Shocking news from England. The General Synod of the Church of England considered the question of science and religion. By an overwhelming vote (241 -2) they concluded that science and religion are perfectly compatible [General Synod says religion and science not mutually exclusive].NCSE and major scientific organizations will be grateful for this show of support.
Launching the debate, a computer scientist, Dr Peter Capon of Manchester diocese, said: "We wish to refute the perception that you have to choose between science and faith … the crude caricature of faith as being blind and irrational. We reject the 'scientism' that claims that, in principle, science can resolve all questions capable of being answered.Science is a way of knowing characterized by the use of evidence and rational thought. Modern disciplines like philosophy and the humanities use this approach to gathering knowledge—indeed, philosophy invented it. Thus, neither philosophy or the humanities provide insights and understanding that's outside of the scientific approach to knowledge. They are part of it, as long as they are done properly.
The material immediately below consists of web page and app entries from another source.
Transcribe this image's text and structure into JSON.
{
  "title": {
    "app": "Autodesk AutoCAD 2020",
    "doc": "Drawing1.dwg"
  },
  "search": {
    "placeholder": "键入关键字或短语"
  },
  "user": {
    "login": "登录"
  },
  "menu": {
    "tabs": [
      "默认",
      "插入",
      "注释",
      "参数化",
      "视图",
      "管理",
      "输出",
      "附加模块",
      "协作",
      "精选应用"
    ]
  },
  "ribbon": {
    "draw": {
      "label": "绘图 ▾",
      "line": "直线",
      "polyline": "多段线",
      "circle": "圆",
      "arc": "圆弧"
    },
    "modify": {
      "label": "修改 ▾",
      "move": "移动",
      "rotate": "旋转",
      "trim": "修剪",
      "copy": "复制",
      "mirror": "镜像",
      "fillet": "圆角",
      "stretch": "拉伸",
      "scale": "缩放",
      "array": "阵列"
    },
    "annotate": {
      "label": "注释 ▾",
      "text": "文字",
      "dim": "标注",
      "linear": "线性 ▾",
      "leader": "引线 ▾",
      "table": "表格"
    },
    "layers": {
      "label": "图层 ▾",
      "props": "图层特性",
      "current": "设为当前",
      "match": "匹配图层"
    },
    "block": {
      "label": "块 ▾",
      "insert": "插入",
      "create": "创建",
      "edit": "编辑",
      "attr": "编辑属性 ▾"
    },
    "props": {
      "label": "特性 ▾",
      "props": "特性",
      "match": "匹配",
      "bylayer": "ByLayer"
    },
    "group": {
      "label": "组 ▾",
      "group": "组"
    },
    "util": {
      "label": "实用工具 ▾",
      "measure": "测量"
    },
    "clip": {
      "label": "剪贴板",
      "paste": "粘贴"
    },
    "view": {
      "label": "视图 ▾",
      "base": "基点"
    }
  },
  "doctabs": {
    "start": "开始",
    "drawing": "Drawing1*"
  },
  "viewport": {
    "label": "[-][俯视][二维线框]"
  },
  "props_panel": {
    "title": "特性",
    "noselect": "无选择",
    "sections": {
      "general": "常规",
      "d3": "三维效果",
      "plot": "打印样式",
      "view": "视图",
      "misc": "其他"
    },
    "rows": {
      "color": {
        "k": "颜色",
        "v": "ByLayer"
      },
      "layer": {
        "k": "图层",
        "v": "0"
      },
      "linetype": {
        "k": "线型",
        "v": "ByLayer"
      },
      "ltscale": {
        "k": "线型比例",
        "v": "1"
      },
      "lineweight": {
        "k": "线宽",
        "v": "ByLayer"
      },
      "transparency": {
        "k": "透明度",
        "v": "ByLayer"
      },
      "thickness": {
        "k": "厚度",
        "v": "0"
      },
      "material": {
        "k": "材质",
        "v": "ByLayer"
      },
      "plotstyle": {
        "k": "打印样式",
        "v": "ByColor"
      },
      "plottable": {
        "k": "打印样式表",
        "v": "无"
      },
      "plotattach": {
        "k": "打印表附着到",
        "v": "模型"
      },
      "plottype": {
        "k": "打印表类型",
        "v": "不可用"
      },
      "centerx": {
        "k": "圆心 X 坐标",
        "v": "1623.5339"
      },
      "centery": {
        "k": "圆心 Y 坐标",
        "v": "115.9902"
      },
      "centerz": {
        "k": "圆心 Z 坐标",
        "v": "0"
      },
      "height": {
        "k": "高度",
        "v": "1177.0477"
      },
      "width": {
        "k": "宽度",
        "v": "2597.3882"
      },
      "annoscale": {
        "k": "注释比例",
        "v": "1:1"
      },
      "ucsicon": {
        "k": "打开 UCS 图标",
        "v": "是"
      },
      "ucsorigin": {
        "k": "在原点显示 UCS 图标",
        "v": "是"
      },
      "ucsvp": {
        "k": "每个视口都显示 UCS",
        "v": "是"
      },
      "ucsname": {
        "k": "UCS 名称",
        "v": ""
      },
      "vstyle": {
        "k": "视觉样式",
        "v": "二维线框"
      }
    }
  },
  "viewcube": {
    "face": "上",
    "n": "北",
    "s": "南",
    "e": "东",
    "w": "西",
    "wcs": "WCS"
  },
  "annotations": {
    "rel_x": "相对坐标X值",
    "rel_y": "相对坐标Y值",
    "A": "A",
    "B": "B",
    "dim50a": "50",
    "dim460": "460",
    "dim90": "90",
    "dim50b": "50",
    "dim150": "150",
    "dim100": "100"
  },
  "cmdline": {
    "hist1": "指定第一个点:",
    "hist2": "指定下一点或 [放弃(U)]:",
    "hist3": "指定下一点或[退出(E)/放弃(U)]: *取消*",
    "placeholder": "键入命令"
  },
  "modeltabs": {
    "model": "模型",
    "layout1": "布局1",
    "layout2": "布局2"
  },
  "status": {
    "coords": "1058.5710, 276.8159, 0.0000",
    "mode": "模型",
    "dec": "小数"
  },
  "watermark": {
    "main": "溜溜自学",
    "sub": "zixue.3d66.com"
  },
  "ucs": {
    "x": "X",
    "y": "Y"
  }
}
"Most scientists accept that philosophy, theology and the humanities are alive and well and give insights and understanding that complement but are not replaced by scientific understanding."
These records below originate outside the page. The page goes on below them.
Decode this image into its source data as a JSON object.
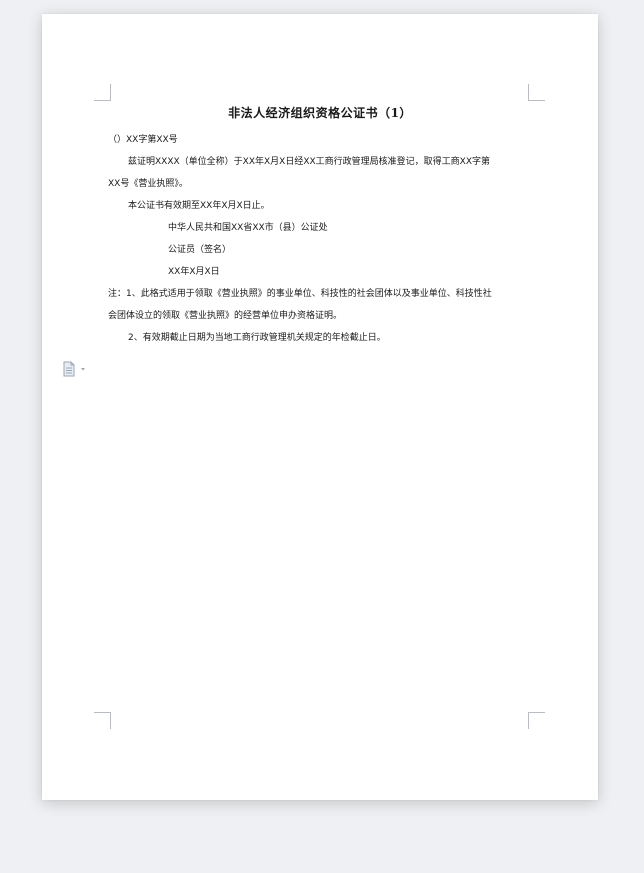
{
  "document": {
    "title": "非法人经济组织资格公证书（1）",
    "ref_line": "（）XX字第XX号",
    "para1_line1": "兹证明XXXX（单位全称）于XX年X月X日经XX工商行政管理局核准登记，取得工商XX字第",
    "para1_line2": "XX号《营业执照》。",
    "para2": "本公证书有效期至XX年X月X日止。",
    "office": "中华人民共和国XX省XX市（县）公证处",
    "notary": "公证员（签名）",
    "date": "XX年X月X日",
    "note1_line1": "注：1、此格式适用于领取《营业执照》的事业单位、科技性的社会团体以及事业单位、科技性社",
    "note1_line2": "会团体设立的领取《营业执照》的经营单位申办资格证明。",
    "note2": "2、有效期截止日期为当地工商行政管理机关规定的年检截止日。"
  },
  "icons": {
    "paste_options": "document-icon"
  }
}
Theology, on the other hand, is definitely not scientific in its approach to knowledge. We'd all like to know the examples that Dr. Capon is referring to. What, exactly, are the examples of insight and understanding (i.e., true knowledge) that theology has given us? Perhaps Dr. Capon and his supporters could give us a short list of these examples, choosing one or two from each of the major religions.
Several theologies promote the existence of multiple gods. Is that insightful? What about reincarnation—is that an example of insight and understanding from theology? It's difficult to claim that theology offers real insight and understanding unless you're prepared to embrace the idea that only your religion is true. This is exactly what the General Synod is doing. They condemn the "insight and understanding" of theologies based on a literal interpretation of the Bible but claim that the Church of England has it right.
That's not rational. It's much more probable that all theologies are wrong because they rely on faith and not evidence. Like it or not, faith is blind and irrational. And that makes it incompatible with science.
Photo Credit: The Archbishop of Canterbury (Dr. Rowan Williams) with a friend.